But on Saturday night, in Elyria, Ohio, there was something more.

Something almost … magical.

That night, two rivals came together to honor one family whose connection to both communities was as strong as the bond shared between siblings.

It was one of love and hate.

The love was for Kayden Williams, and his family.

The hate, well it wasn’t really hate. It was more of a passion burning inside both teams to get the “W” for Kayden.

You see, he and his older brother, KJ, were Wildcats.

His sisters – Pioneers.

Kayden was a Wildcat when he passed away on Dec. 27 from injuries sustained in a single motor vehicle accident on a country road.  KJ graduated from Keystone several years ago.

The Williams family now has two daughters left in high school – and they are both Pioneers through and through.

But on Saturday night, both teams came together to honor Kayden and what he stood for – high school sports – leaving it all on the field/court – and an unwavering dedication to both.

As the game started, the Elyria varsity team ran onto the court wearing a T-shirt remembering Kayden. Moments later, the Keystone varsity basketball team did the same. For several minutes, the two teams just seemed to blend together.

The rivalry paused as the crowd gave a moment of silence for Kayden.

Then, it was game time.

To say both teams gave it 110 percent is an understatement.

It’s as if Kayden was fueling both teams on the court.

But, in the last seconds, it was Brody Kuhl’s three-point shot that gave Keystone the edge they needed to win.

And then, the unthinkable happened. Keystone fans ran onto the court before the game officially ended.

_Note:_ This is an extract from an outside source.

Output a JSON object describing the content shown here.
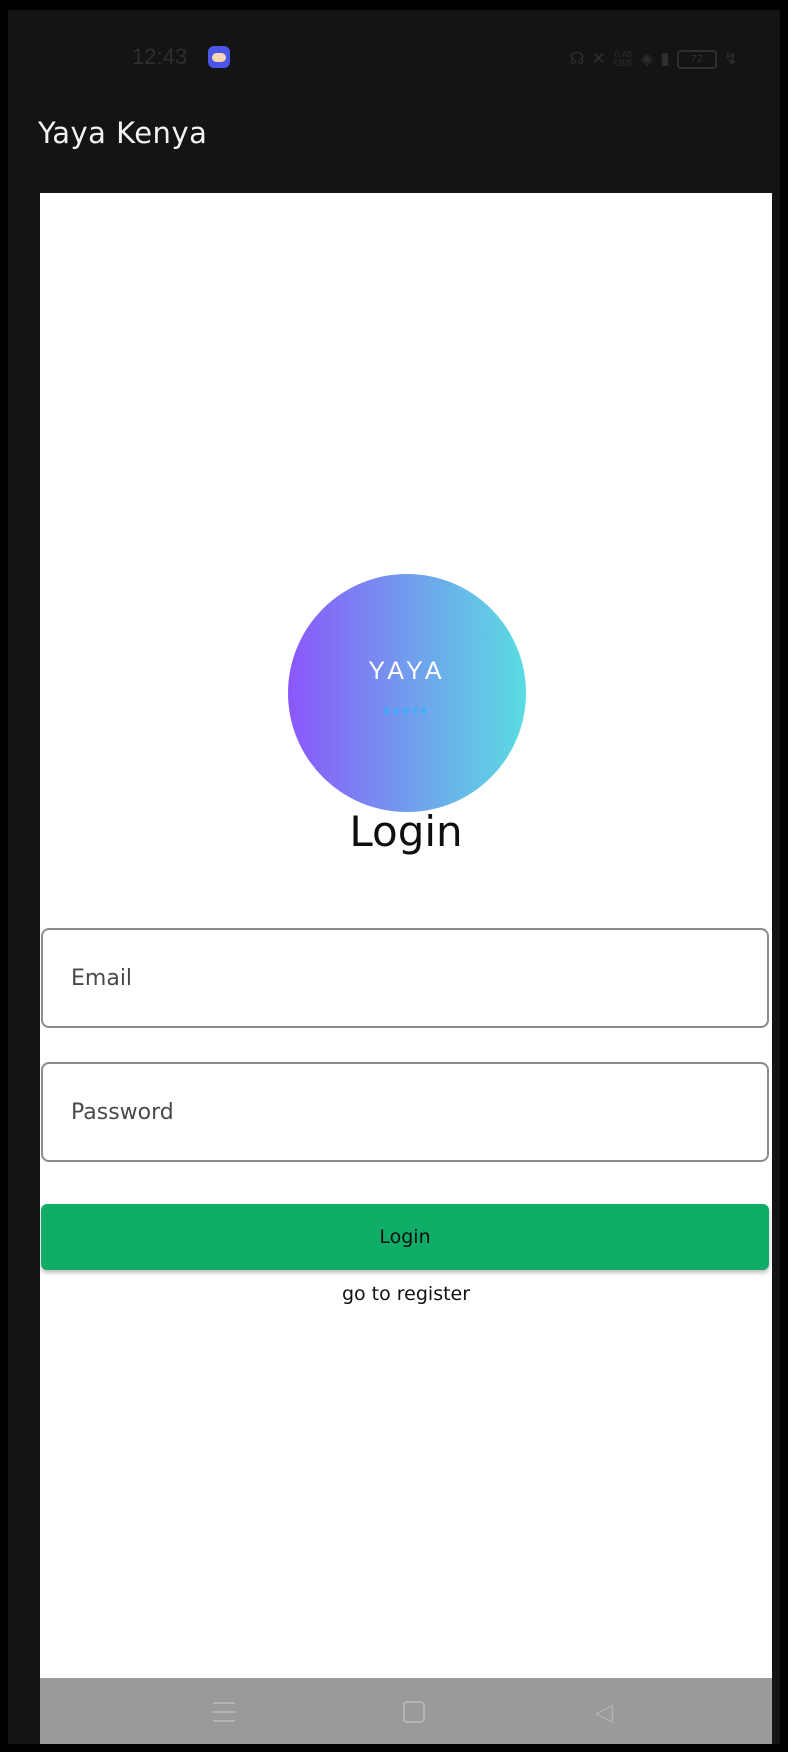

A technical foul was called on Keystone for charging the floor.

Yet, a small miracle happened at the same time. Just as Keystone was charged with a technical foul, the referee determined that Brody had been fouled during his three-point shot.

He was going to the free-throw line.

And he scored.

Elyria also had the opportunity to score due to Keystone’s technical foul, but in the end, the player only made one shot.

The night belonged to Keystone.

It also belonged to the Williams family.

To see Kayden’s brother, KJ jump up and down, cheering for his alma mater was a sight I will never forget.

To watch players run over to the Williams family after the game ended, embracing parents, Sarah and Keenan – I was filled with such pride to be a Keystone Wildcat.

Then, finally to witness Coach Jeff Holzhauer walk over to KJ, saying, “I told ya didn’t I?”

It wasn’t just a win for Keystone Saturday night.

It was a win for the Williams family because I am pretty sure Kayden was whooping and hollering from the heavens just as his family was down on Earth.

Somehow, I think it was his way of letting his family know that he was just fine.

And that in time, they will be too.